Beloved, your faith doesn't have to be perfect in order for it to be real. Don't hold up some false standard that, "I'm going to get really perfect in my faith and then I'll know I'll be saved." No. No, you just go to Christ and believe his promise and say, "The Lord, the perfect one here in this relationship is you, and in all of my mixed emotions and mixed understandings and all of that, Lord, fundamentally I reach out and I trust you and I receive you." And if you would reach out to Christ like that, he would say the same thing to you that he said to that woman 2,000 years ago, "Your faith has saved you. Go in peace." So don't look for perfection in your disposition, look for the reality.
The godly mind, the reality is this, the godly mind repents of sin and trusts in Christ. Is that your mind about sin?
Let's pray together.
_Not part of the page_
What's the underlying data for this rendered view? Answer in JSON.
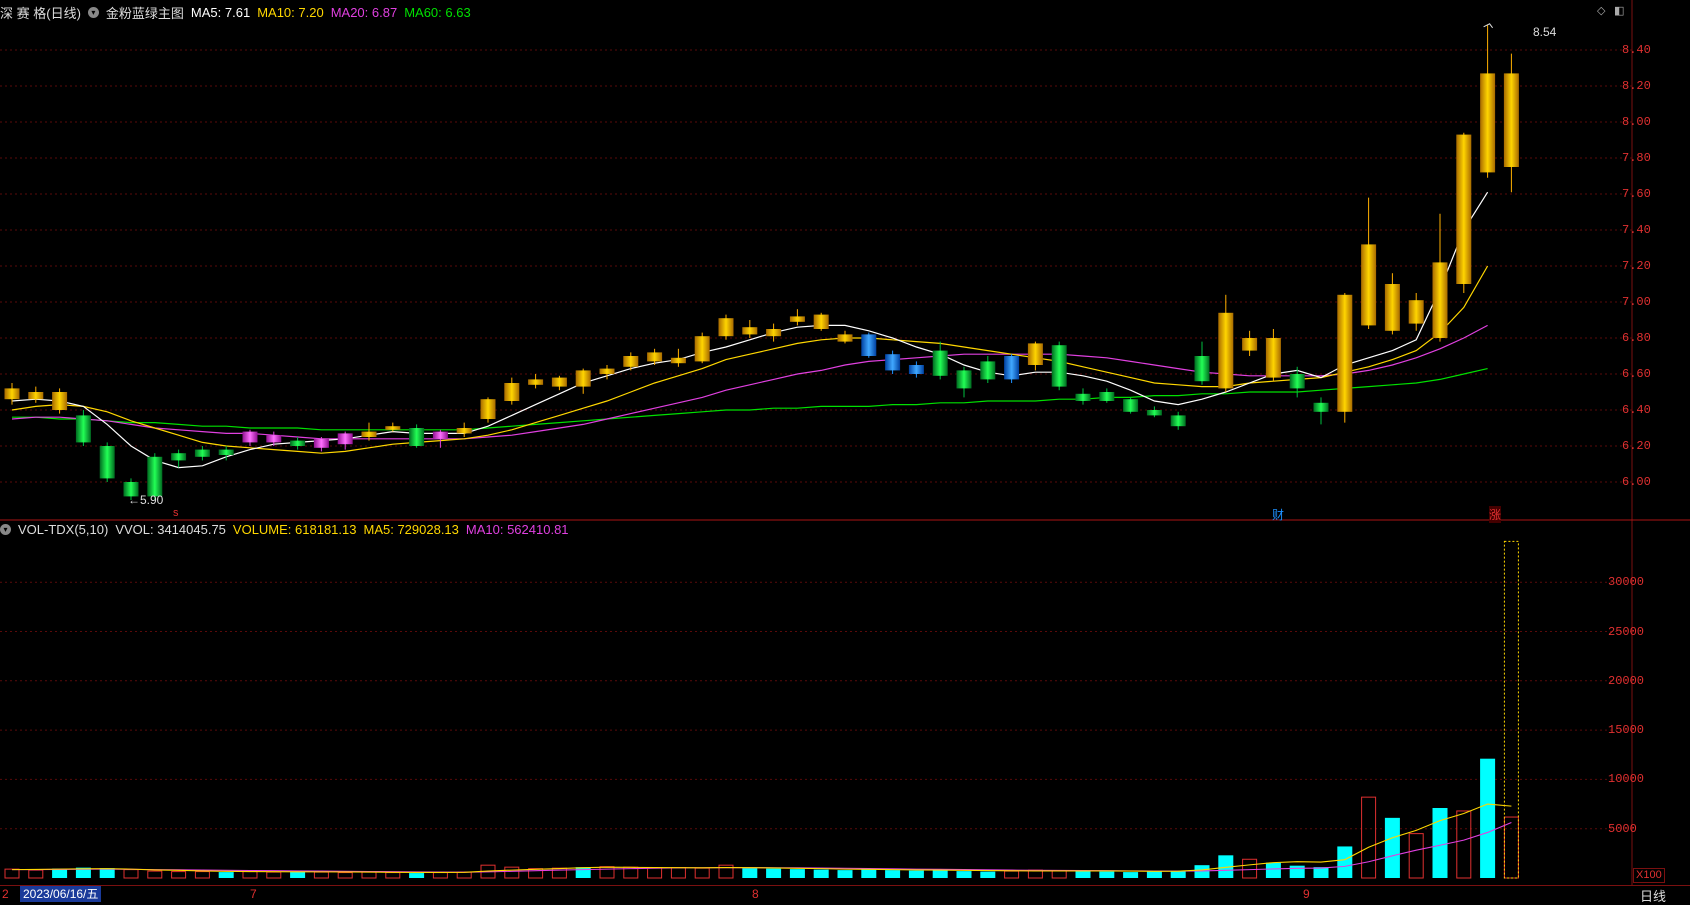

Lord, we thank you that in Christ we have a perfect Savior, and though our repentance and our faith is imperfect and faltering at times, we have a Savior who is perfect and unfaltering, we have a Lord who loves sinners and shows kindness to them in mercy. You have done it to us, Lord, you've shown that kind of mercy and grace to us, and so as we discuss these things and as we meditate on them going forward, Lord, we just pray that you would bring these things from your word to fruition and to maturity in our minds. Let each one under the sound of my voice, Father, come truly to Christ for salvation. May those who have been struggling with despair find in a renewed proclamation of Christ the joy that brings hope to their souls. Help those that are struggling with sin, Father. Be merciful and kind to them. Break the power of sin afresh. Let them walk in newness of life. Let there be a settled disposition of repentance in each one of us, forsaking sin, forsaking the world, forsaking all others and embracing Christ alone as our love, as our Lord, as our leader, as our friend, as our brother who represents us in heaven. Father, we are grateful for our salvation. We would have each one here know Christ truly and we pray that you would use what we've discussed here this evening to that great end. We pray in Jesus' name. Amen.